What you should do →
Each record should be set down again so that it matches the original exactly.

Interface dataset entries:
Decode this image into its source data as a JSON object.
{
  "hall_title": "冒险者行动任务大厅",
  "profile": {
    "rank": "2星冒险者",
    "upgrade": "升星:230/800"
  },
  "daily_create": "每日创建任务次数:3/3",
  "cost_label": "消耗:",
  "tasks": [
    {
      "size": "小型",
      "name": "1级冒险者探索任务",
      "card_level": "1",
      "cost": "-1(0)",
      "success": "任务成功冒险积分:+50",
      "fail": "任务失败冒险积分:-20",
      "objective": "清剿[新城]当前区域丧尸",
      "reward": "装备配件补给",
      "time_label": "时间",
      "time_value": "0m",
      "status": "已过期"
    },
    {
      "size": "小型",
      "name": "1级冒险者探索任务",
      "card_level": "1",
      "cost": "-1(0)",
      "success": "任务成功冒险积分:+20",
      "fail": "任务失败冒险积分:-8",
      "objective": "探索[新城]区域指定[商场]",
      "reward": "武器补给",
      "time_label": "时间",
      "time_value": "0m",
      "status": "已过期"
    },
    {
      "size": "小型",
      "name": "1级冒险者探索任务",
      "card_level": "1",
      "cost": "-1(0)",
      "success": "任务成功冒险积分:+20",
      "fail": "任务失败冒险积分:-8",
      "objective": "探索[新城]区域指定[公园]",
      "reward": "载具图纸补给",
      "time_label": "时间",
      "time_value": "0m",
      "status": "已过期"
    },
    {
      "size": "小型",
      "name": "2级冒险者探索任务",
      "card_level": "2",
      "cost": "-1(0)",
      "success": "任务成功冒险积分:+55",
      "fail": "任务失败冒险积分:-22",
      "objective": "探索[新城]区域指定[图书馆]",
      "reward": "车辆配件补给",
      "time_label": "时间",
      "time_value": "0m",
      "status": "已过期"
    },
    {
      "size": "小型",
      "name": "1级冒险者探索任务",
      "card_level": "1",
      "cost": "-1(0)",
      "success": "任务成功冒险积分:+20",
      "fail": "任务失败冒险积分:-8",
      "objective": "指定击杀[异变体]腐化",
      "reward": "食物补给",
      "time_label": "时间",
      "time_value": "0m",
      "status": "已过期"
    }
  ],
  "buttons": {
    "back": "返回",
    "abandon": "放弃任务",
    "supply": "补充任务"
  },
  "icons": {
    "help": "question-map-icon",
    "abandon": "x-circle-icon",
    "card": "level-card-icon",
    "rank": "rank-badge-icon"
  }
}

Answer box →
Decode this image into its source data as a JSON object.
{
  "hall_title": "冒险者行动任务大厅",
  "profile": {
    "rank": "2星冒险者",
    "upgrade": "升星:230/800"
  },
  "daily_create": "每日创建任务次数:3/3",
  "cost_label": "消耗:",
  "tasks": [
    {
      "size": "小型",
      "name": "1级冒险者探索任务",
      "card_level": "1",
      "cost": "-1(0)",
      "success": "任务成功冒险积分:+50",
      "fail": "任务失败冒险积分:-20",
      "objective": "清剿[新城]当前区域丧尸",
      "reward": "装备配件补给",
      "time_label": "时间",
      "time_value": "0m",
      "status": "已过期"
    },
    {
      "size": "小型",
      "name": "1级冒险者探索任务",
      "card_level": "1",
      "cost": "-1(0)",
      "success": "任务成功冒险积分:+20",
      "fail": "任务失败冒险积分:-8",
      "objective": "探索[新城]区域指定[商场]",
      "reward": "武器补给",
      "time_label": "时间",
      "time_value": "0m",
      "status": "已过期"
    },
    {
      "size": "小型",
      "name": "1级冒险者探索任务",
      "card_level": "1",
      "cost": "-1(0)",
      "success": "任务成功冒险积分:+20",
      "fail": "任务失败冒险积分:-8",
      "objective": "探索[新城]区域指定[公园]",
      "reward": "载具图纸补给",
      "time_label": "时间",
      "time_value": "0m",
      "status": "已过期"
    },
    {
      "size": "小型",
      "name": "2级冒险者探索任务",
      "card_level": "2",
      "cost": "-1(0)",
      "success": "任务成功冒险积分:+55",
      "fail": "任务失败冒险积分:-22",
      "objective": "探索[新城]区域指定[图书馆]",
      "reward": "车辆配件补给",
      "time_label": "时间",
      "time_value": "0m",
      "status": "已过期"
    },
    {
      "size": "小型",
      "name": "1级冒险者探索任务",
      "card_level": "1",
      "cost": "-1(0)",
      "success": "任务成功冒险积分:+20",
      "fail": "任务失败冒险积分:-8",
      "objective": "指定击杀[异变体]腐化",
      "reward": "食物补给",
      "time_label": "时间",
      "time_value": "0m",
      "status": "已过期"
    }
  ],
  "buttons": {
    "back": "返回",
    "abandon": "放弃任务",
    "supply": "补充任务"
  },
  "icons": {
    "help": "question-map-icon",
    "abandon": "x-circle-icon",
    "card": "level-card-icon",
    "rank": "rank-badge-icon"
  }
}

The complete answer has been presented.